Frederick W. Danker (1920–2012)
Yesterday was a somber day for every student of New Testament Greek. Arguably the world’s foremost Greek lexicographer, Frederick W. Danker, passed away at the age of 91. In the world of New Testament studies there are a number of “giants” who stand shoulders above their peers. Professor Danker was one of those giants. For many, he will forever be known as the “D” in the acronym BDAG: Bauer, Danker, Arndt, and Gingrich. Published in 2000, and weighing in at over 1,100 pages, A Greek-English Lexicon of the New Testament and Other Early Christian Literature (known simply as BDAG) is the definitive dictionary for New Testament Greek.
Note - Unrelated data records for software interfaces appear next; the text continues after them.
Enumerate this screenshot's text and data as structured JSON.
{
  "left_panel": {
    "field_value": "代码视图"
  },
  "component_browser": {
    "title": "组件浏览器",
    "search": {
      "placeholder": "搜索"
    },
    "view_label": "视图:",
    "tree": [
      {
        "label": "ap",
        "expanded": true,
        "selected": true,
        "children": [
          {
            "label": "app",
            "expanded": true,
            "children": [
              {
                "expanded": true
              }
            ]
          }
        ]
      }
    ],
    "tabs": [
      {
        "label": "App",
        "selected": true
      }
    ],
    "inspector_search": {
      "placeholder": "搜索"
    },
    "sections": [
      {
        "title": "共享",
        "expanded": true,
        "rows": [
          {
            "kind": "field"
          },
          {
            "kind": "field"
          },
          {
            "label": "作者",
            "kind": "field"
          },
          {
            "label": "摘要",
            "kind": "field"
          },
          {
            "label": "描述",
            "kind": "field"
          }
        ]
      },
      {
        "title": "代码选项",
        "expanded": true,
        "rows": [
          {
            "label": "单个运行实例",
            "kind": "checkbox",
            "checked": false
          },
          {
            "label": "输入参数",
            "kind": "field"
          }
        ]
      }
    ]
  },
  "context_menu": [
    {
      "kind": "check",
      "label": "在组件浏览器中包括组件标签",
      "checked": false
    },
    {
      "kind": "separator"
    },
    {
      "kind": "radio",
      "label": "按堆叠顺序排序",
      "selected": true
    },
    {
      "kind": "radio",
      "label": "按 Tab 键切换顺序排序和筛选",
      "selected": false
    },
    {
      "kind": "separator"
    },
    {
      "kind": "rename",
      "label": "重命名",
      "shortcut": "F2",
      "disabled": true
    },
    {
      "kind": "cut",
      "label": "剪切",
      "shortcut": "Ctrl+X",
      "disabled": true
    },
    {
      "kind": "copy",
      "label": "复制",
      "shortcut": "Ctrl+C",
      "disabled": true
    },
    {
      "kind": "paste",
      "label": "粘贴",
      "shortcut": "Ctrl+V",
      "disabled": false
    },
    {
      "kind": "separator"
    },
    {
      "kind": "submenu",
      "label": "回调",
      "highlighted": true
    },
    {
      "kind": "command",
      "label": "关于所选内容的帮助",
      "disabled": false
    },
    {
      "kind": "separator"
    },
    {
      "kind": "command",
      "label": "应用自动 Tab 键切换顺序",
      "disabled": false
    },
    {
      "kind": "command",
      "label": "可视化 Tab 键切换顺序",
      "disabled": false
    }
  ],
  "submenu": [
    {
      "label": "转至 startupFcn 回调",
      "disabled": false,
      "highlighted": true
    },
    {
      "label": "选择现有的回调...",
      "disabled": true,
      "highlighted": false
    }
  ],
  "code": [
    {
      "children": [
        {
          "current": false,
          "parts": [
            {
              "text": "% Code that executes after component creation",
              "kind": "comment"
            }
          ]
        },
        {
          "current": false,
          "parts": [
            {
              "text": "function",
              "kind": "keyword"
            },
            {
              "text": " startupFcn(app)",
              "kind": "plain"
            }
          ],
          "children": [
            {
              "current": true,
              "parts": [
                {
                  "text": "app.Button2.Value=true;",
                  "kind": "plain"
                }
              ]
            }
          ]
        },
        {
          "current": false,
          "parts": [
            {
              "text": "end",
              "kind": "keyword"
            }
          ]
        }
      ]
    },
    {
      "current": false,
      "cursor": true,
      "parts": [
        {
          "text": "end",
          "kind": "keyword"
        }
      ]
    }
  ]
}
Whereas its predecessors (BAG, BAGD) were simply translations and adaptations of Bauer’s German dictionary into English, Professor Danker’s dictionary was for all practical purposes an entirely new work altogether. It is said that for ten years, Professor Danker worked on BDAG twelve hours a day, six days a week. Because of Professor Danker’s sacrifice of personal time and energy, we can study the word of God in the Greek language, knowing that we have an authoritative and comprehensive Greek dictionary of the New Testament. May you rest in peace Professor Danker.